Assignment:
What follows is a set of entries; retype all of them exactly.

[Data provided Boundary: Start]

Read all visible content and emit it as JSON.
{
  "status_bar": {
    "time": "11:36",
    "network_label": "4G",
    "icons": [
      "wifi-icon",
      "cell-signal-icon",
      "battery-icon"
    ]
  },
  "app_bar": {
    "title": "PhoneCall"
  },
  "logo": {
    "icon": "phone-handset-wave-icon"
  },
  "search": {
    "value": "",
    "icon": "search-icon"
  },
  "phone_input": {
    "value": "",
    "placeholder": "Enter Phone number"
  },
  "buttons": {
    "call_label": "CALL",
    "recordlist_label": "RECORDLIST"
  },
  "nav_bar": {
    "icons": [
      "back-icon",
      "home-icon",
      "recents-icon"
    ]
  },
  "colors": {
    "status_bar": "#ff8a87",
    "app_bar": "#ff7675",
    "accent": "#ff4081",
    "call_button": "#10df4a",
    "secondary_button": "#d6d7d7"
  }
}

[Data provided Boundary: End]

Response below:
Read all visible content and emit it as JSON.
{
  "status_bar": {
    "time": "11:36",
    "network_label": "4G",
    "icons": [
      "wifi-icon",
      "cell-signal-icon",
      "battery-icon"
    ]
  },
  "app_bar": {
    "title": "PhoneCall"
  },
  "logo": {
    "icon": "phone-handset-wave-icon"
  },
  "search": {
    "value": "",
    "icon": "search-icon"
  },
  "phone_input": {
    "value": "",
    "placeholder": "Enter Phone number"
  },
  "buttons": {
    "call_label": "CALL",
    "recordlist_label": "RECORDLIST"
  },
  "nav_bar": {
    "icons": [
      "back-icon",
      "home-icon",
      "recents-icon"
    ]
  },
  "colors": {
    "status_bar": "#ff8a87",
    "app_bar": "#ff7675",
    "accent": "#ff4081",
    "call_button": "#10df4a",
    "secondary_button": "#d6d7d7"
  }
}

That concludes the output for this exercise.